the intent of disorienting our notions of difference through a love pedagogy, a pedagogy
of aesthetic love.
Lisa Arrastia is Assistant Professor of Education at MCLA. Lisa is school leader, teacher, and school founder in NYC, Chicago, and California, studies pedagogies of culture, racial capitalism, masculinity, social class, place, and dystopias in education. She is co-editor of Starting Up (Teachers College Press) and author of “Love Pedagogy: Teaching to Disrupt” (The Crisis of Connection, NYU Press).
Thursday, March 24th at 5:30pm in Murdock 218 (MCLA)
Prof. Scheckler will share new artworks that respond to questions of how we might
embrace change and impermanence in visual art. Relying on gesture drawing and movement
trends found throughout Berkshires geologies, these artworks reconfigure art-making

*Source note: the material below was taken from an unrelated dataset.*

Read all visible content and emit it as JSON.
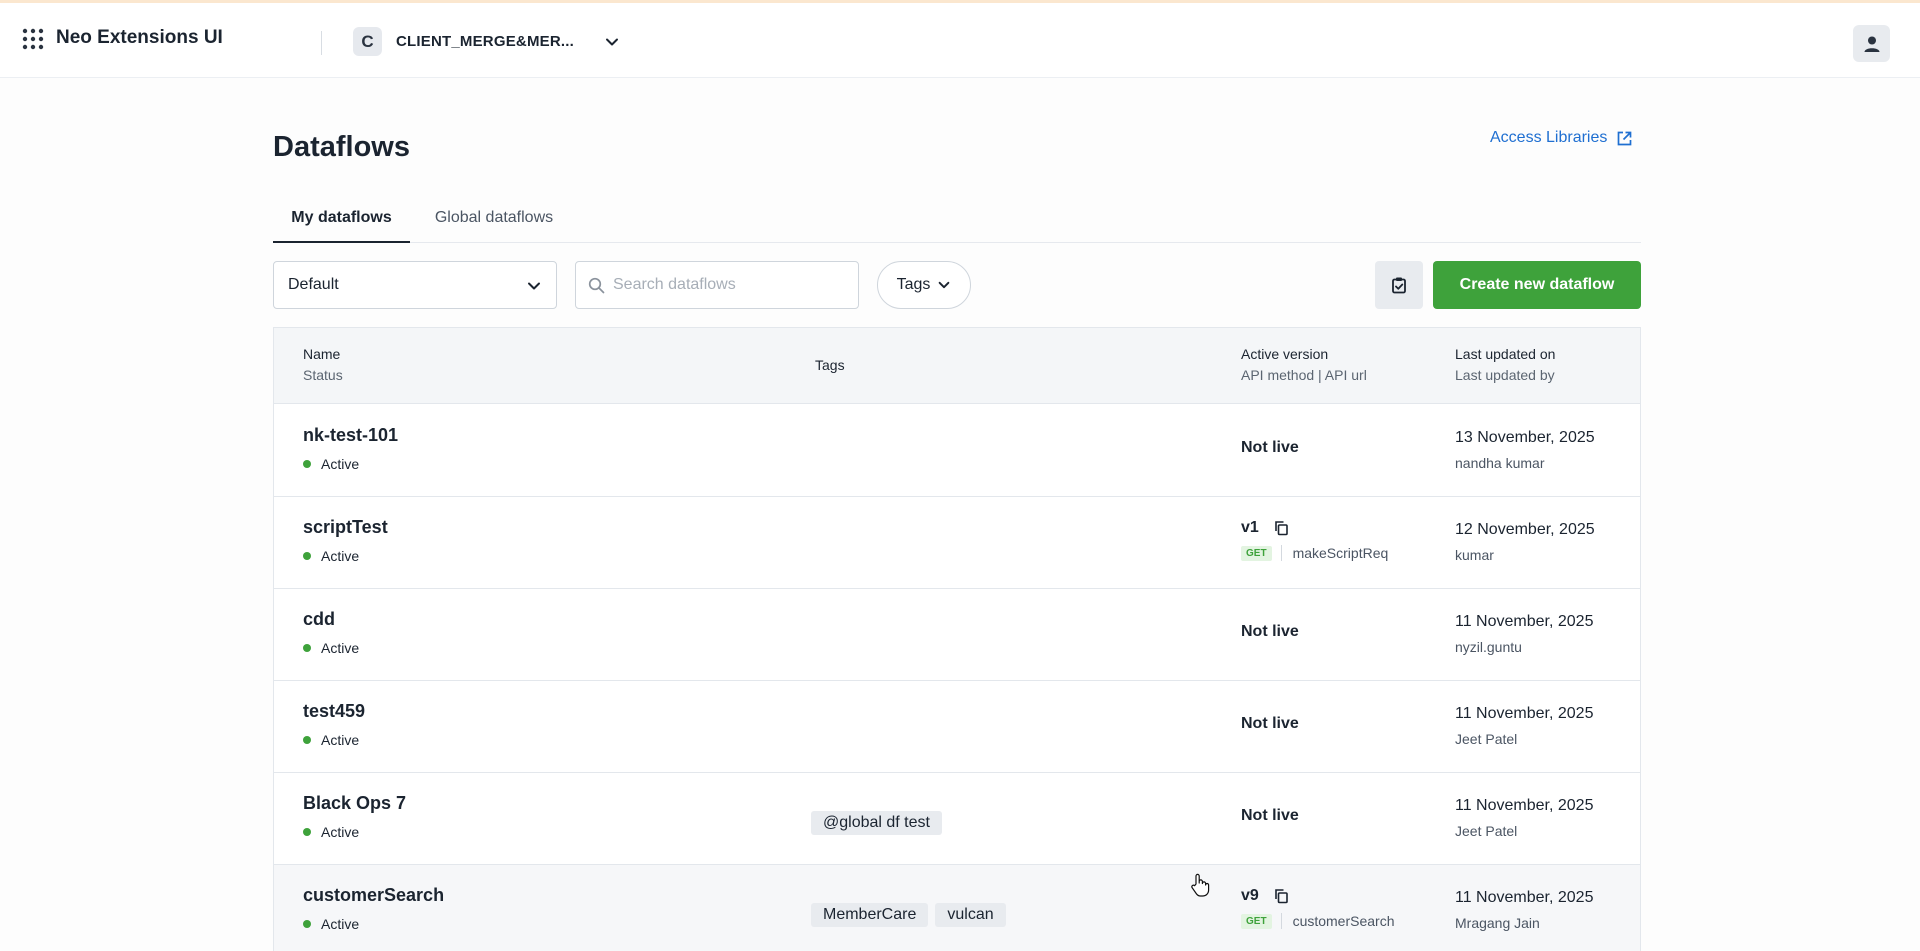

as creative non-fictions borne of nature’s patterning forces.
Gregory Scheckler is Professor of Fine and Performing Arts at MCLA. His work is rooted in imagery from nature and its observation. When he’s not writing, artmaking, or teaching, he and his wife ski, hike and bike the Berkshires and tend their solar-powered home in the company of two fuzzy cats.
Tuesday, April 5th at 12pm via Zoom – RSVP HERE

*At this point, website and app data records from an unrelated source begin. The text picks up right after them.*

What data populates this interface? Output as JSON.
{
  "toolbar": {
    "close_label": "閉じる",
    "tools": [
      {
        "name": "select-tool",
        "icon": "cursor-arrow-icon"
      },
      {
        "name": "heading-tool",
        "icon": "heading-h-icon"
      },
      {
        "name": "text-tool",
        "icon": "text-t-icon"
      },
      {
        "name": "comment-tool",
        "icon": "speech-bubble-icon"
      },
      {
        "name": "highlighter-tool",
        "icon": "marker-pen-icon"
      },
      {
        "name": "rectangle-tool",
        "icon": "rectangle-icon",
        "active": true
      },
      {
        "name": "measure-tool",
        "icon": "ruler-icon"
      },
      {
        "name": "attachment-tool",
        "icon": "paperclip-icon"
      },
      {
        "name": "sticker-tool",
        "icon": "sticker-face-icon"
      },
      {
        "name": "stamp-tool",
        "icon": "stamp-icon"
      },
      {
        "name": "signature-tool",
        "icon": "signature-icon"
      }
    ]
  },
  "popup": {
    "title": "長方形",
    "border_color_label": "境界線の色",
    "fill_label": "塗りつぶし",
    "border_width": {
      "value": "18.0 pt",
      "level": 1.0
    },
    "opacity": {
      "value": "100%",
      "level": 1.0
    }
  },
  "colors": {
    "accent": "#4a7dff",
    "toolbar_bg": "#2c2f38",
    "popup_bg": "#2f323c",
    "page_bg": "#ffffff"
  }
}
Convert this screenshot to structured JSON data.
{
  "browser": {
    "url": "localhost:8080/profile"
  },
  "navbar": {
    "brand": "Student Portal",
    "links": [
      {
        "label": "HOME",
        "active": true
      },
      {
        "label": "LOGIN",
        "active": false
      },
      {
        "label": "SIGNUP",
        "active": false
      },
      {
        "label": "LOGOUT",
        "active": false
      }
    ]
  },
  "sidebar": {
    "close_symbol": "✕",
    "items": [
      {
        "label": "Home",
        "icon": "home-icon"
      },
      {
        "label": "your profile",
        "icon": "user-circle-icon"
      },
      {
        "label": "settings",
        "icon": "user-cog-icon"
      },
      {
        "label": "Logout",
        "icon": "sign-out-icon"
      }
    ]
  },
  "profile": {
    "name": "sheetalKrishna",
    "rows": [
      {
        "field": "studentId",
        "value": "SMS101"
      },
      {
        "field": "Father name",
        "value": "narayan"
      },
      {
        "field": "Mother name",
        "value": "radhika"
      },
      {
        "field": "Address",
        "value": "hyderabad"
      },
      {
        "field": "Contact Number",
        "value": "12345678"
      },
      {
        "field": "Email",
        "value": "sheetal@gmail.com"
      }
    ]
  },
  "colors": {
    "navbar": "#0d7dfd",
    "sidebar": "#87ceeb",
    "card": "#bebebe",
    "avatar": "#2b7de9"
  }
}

Though enslavement and the trade in Black bodies once existed throughout the United States, Americans often frame slavery as a southern problem. In this talk, Dr. Kleintop argues that the nation built this myth after the Civil War during debates over whether to pay former enslavers for the value of freed people. When the Fourteenth Amendment successfully nullified white southerners’ claims for compensation in 1868, Americans celebrated immediate, uncompensated emancipation as an inevitable outcome of the war and distanced themselves from the legal and economic legacies of chattel slavery.
Amanda Laury Kleintop is Assistant Professor of History at MCLA. Her work has been supported by the National Endowment for the Humanities and the Gilder Lehrman Center at Yale University, among others. It has been published in Slavery & Abolition, and she is completing her first book.
Thursday, April 21st at 6pm via Zoom – RSVP HERE
Through investigating local campaigns to eliminate African communities in Guangzhou, China, Dr. Huang exposes the racial capitalist logic behind urbanization in post-socialist China. The brief existence of Black communities in Guangzhou shows how whiteness informs place-making strategies and highlights the tangled relationships between race, class, and modernity in a non-Western context.
Guangzhi Huang is Assistant Professor of Interdisciplinary Studies at MCLA. Huang is a scholar of contemporary China who is particularly interested in the intersection of race and urbanization. Influenced by critical race theories and global urban studies, his research sheds light on how meanings of race disseminate globally and localize in non-Western contexts.